◆ Recorded information:
+-------+
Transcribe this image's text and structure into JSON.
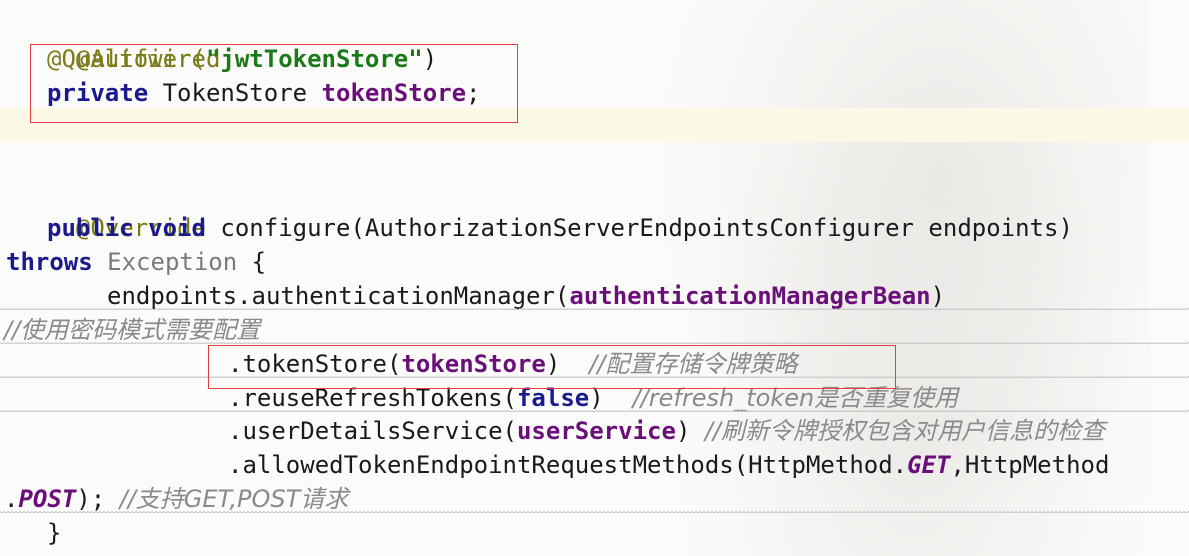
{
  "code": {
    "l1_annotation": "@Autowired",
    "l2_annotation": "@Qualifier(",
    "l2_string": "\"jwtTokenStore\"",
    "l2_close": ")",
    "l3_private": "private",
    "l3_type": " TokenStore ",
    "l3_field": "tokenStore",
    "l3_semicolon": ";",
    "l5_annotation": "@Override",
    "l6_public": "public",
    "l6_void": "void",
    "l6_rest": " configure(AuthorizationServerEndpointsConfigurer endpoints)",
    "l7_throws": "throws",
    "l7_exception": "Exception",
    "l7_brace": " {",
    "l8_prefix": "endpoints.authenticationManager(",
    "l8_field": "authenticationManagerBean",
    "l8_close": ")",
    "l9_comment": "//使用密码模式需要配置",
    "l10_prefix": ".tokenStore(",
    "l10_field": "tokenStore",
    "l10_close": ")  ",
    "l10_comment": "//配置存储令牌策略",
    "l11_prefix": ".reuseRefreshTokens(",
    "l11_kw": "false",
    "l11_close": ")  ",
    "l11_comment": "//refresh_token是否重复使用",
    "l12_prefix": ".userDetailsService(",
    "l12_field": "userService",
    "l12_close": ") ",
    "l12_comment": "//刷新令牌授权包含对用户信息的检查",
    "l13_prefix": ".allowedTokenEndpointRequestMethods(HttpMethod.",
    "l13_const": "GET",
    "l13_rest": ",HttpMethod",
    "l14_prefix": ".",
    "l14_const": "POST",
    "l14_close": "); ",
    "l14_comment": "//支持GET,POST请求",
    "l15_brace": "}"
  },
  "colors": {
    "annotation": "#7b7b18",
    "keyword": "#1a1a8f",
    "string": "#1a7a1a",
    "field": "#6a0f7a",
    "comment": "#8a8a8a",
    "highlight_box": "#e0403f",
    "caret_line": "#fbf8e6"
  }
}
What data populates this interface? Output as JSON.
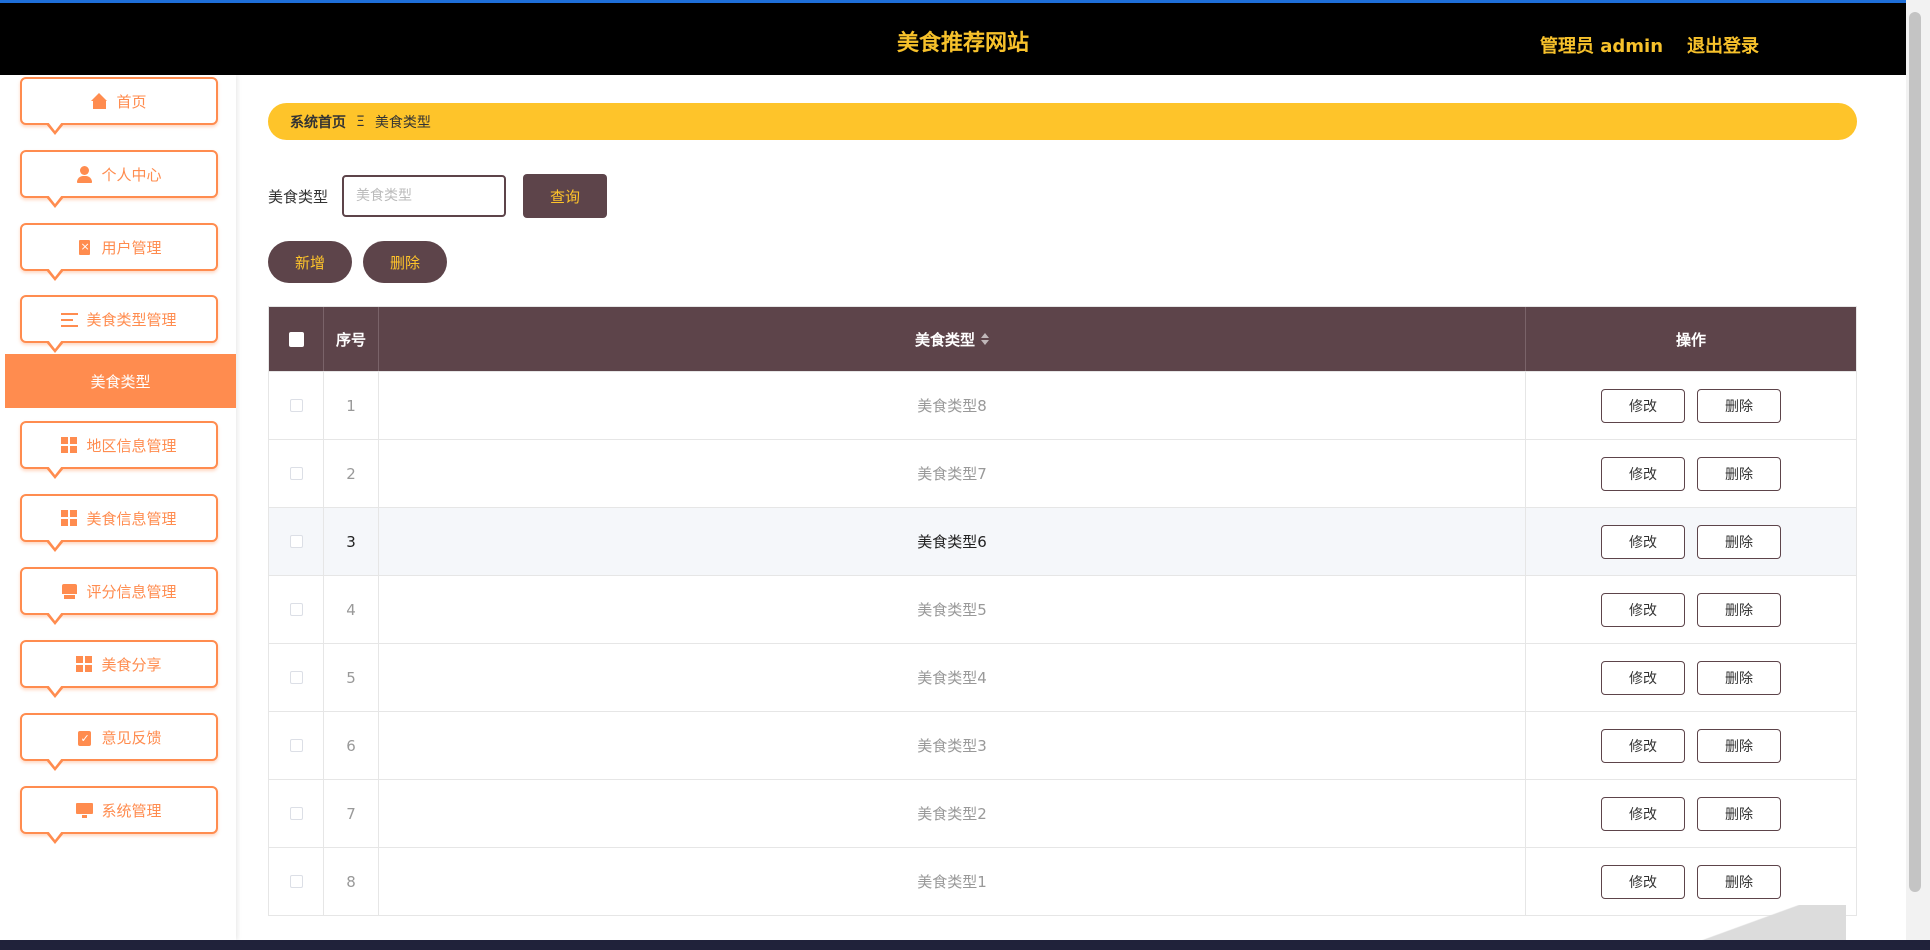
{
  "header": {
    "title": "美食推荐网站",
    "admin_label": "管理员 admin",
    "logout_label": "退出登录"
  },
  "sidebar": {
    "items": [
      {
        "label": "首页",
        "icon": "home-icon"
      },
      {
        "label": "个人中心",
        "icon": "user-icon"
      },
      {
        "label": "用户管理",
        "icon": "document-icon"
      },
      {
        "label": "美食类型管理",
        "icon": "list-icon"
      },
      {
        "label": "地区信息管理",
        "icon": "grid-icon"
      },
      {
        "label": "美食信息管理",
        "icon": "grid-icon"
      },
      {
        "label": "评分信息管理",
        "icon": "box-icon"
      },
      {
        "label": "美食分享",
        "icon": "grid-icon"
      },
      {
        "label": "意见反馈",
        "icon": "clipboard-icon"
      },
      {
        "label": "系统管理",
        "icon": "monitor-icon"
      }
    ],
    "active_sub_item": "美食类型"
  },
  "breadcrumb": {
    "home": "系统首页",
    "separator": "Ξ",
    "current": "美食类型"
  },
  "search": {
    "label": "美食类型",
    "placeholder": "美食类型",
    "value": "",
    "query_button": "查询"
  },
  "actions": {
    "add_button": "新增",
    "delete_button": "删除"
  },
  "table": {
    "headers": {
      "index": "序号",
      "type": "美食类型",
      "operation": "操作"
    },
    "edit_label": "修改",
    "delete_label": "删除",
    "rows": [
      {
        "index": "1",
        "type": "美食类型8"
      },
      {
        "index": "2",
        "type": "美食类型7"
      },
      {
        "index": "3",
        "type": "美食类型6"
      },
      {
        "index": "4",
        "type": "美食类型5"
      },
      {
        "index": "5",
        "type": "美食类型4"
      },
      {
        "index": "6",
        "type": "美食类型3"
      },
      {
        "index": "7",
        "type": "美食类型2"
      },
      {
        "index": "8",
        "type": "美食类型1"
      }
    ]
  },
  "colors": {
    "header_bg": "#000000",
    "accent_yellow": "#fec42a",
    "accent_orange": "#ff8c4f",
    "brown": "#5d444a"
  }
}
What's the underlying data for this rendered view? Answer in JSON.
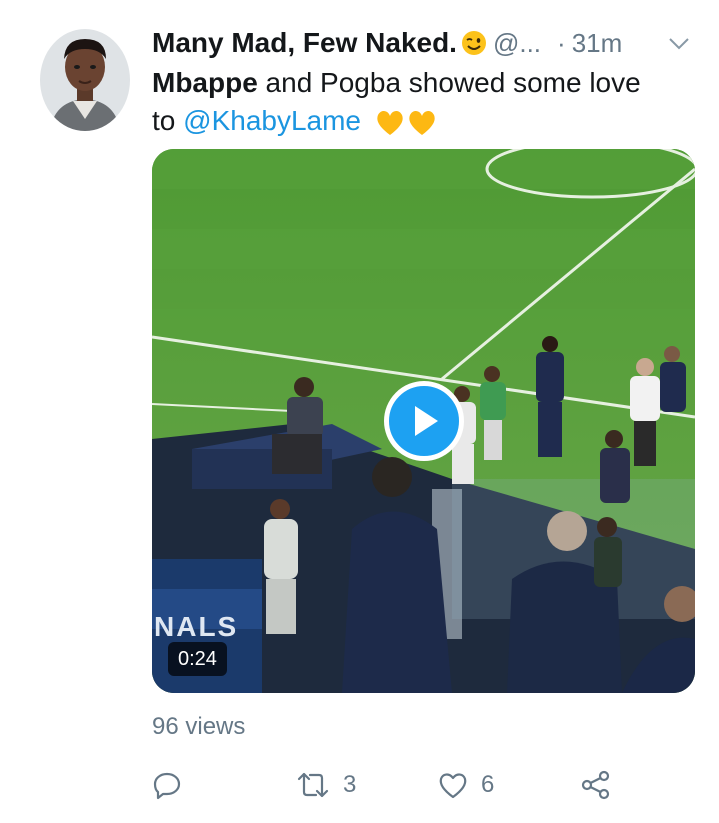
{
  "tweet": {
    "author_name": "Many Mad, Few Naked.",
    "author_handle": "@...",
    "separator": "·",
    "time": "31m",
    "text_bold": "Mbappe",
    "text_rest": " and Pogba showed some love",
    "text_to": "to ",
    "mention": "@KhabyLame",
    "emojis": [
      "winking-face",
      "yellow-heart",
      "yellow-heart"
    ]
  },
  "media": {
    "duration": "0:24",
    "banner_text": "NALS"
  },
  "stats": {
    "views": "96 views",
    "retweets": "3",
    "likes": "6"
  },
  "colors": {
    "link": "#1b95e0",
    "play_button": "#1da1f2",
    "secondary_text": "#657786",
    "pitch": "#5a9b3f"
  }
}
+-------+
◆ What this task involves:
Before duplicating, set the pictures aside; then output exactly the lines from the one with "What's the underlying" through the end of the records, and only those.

◆ Result for this task:
What's the underlying data for this rendered view? Answer in JSON.
{
  "tweet": {
    "author_name": "Many Mad, Few Naked.",
    "author_handle": "@...",
    "separator": "·",
    "time": "31m",
    "text_bold": "Mbappe",
    "text_rest": " and Pogba showed some love",
    "text_to": "to ",
    "mention": "@KhabyLame",
    "emojis": [
      "winking-face",
      "yellow-heart",
      "yellow-heart"
    ]
  },
  "media": {
    "duration": "0:24",
    "banner_text": "NALS"
  },
  "stats": {
    "views": "96 views",
    "retweets": "3",
    "likes": "6"
  },
  "colors": {
    "link": "#1b95e0",
    "play_button": "#1da1f2",
    "secondary_text": "#657786",
    "pitch": "#5a9b3f"
  }
}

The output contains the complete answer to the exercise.